Teachers on the Sunshine Coast affectionately call the 150 km stretch of highway ribboning through stunning forest and ocean vistas from Langdale to Egmont “our hallway.” Known for its tourism and talented artists, the Sunshine Coast is also strong on unions, with its unionized mill, ferry, school district, government, and hospital workers. Community solidarity was evident at teacher rallies and picket lines during the 2014 strike. Teachers describe their communities as supportive, creative, and safe. One teacher shared that “every time I have a field trip, one parent sends in double the fee, so a student who wouldn’t be able to afford it can also go.”
Shishalhl (Sechelt Nation) language and culture is embedded in the curriculum and teachers infuse Aboriginal perspectives through ethnobotany work, cedar harvesting, adopt-a-tree programs, even making “wood cologne.” The district’s traditional canoe supports floating field trips on coastal waters.
With over 30% of teachers new to the district over the past five years, mentorship is a priority.
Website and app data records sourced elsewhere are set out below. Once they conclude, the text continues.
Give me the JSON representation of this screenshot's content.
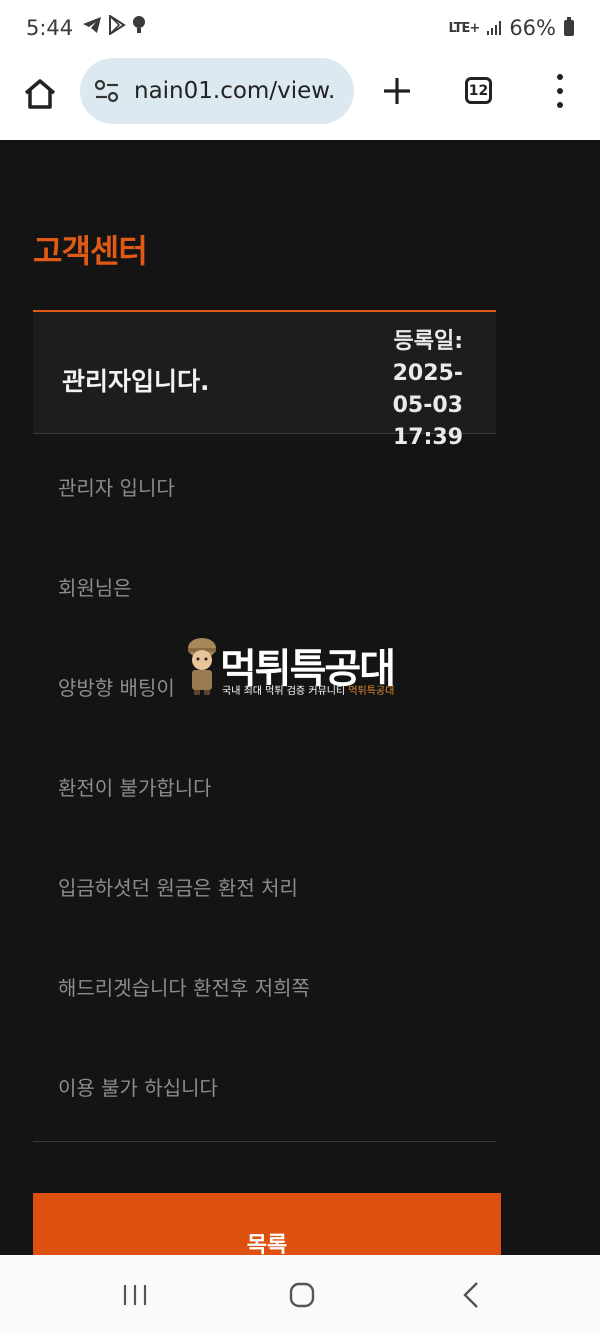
{
  "status_bar": {
    "time": "5:44",
    "network": "LTE+",
    "battery": "66%"
  },
  "browser": {
    "url": "nain01.com/view.",
    "tab_count": "12"
  },
  "page": {
    "title": "고객센터",
    "post_title": "관리자입니다.",
    "date_label": "등록일:",
    "date_value": "2025-05-03 17:39",
    "body_lines": [
      "관리자 입니다",
      "회원님은",
      "양방향 배팅이",
      "환전이 불가합니다",
      "입금하셧던 원금은 환전 처리",
      "해드리겟습니다 환전후 저희쪽",
      "이용 불가 하십니다"
    ],
    "list_button": "목록"
  },
  "watermark": {
    "title_main": "먹튀",
    "title_accent": "특공대",
    "subtitle_main": "국내 최대 먹튀 검증 커뮤니티",
    "subtitle_accent": "먹튀특공대"
  },
  "colors": {
    "accent": "#e05a16",
    "button": "#dd5010",
    "background": "#141414"
  }
}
Their mentee-driven model is supported with release time for in-service, staff development, and curriculum implementation.
Professional development is collaborative and ongoing, supporting autonomous choices made by teachers. The union office hums with so much activity it feels like a bee hive at times. School PD representatives use the BCTF PD Lens to guide decisions. A Joint Education Implementation Committee of teachers, district staff, and the superintendent meets regularly to address complex issues.
In this tourist paradise, rising real estate prices and rental housing shortages due to a proliferation of short-term rentals create accommodation challenges for newer teachers. Yet they keep coming, and they want to stay!
Women lead in this local, providing strong role models. The Sunshine Coast Teachers’ Association (SCTA) has focused on succession planning by creating space for the ideas and energies of younger, newer teachers. As one teacher noted, “as a new woman teacher, I felt myself echoed and included,” adding “it feels empowering, to think of my union.” Clearly, camaraderie is a draw for these new teachers who describe their union as a place “to make friends, have fun together. It’s a safe place to fail. If someone knocks you down, your union will pick you up.”
Union life began early for Louise Herle. She recalls her parents, with four children under age 10 plus the dog squeezed into the car, driving from Saskatchewan to Fredericton so her father Wendelin, president of the Saskatchewan Teachers’ Federation, could attend the Canadian Teachers’ Federation AGM. He became CTF president.
Louise’s teaching experience spans Kindergarten to adult education, focusing on music, French, and English language learners. Louise has served in many roles: social justice, global education, health and safety, professional development and most recently on the BCTF Judicial Council. She is a role model and strong mentor; as one teacher said, “About 10 years ago I felt like leaving the profession. Louise urged me to get involved. Having a voice in the SCTA kept me in teaching.”
Louise highly values all professional relationships. While, as president she must remain alert on behalf of teachers to support the collective agreement, the motto, soft on people, hard on issues, serves her well. To maintain morale during the lengthy 2014 strike, teachers and Sunshine Coast Labour Council formed a band, Local Voices, that still performs at union events.
Louise says a highlight of her presidency has been the BCTF victory at the Supreme Court. She notes however, that teacher unions must remain vigilant, since “the struggle for decent wages and working conditions for teachers and quality public education continues.”
Midway though her busy seventh year as president, Louise is also studying Spanish and making travel plans for her upcoming deferred salary leave.
Sunshine Coast at a glance
Land: Traditional territory of the shíshálh (Sechelt) Nation and the Skwxwu7mesh uxwumixw (Squamish Nation)
Education system: 250 teachers, 13 schools (nine elementary, three secondary, one alternate), 3,340 students, including 144 ELL learners with 20+ home languages, including Arabic, Tagalog, Farsi, Spanish, Korean, Vietnamese and Czech.
Capilano University/College has a Sechelt campus.
Provincial parks: Sargent Bay, Mount Elphinstone, Mount Richardson, Francis Point, Tetrahedon, Smuggler Cove, Roberts Creek, and Spipyus.
Hiking: Sunshine Coast Trail, Dakota Ridge, Cliff Gilker, and many more.
Iris Griffith Center nature programs.
This article was written by Marion Dodds and was originally published in the November/December 2017 edition of Teacher magazine.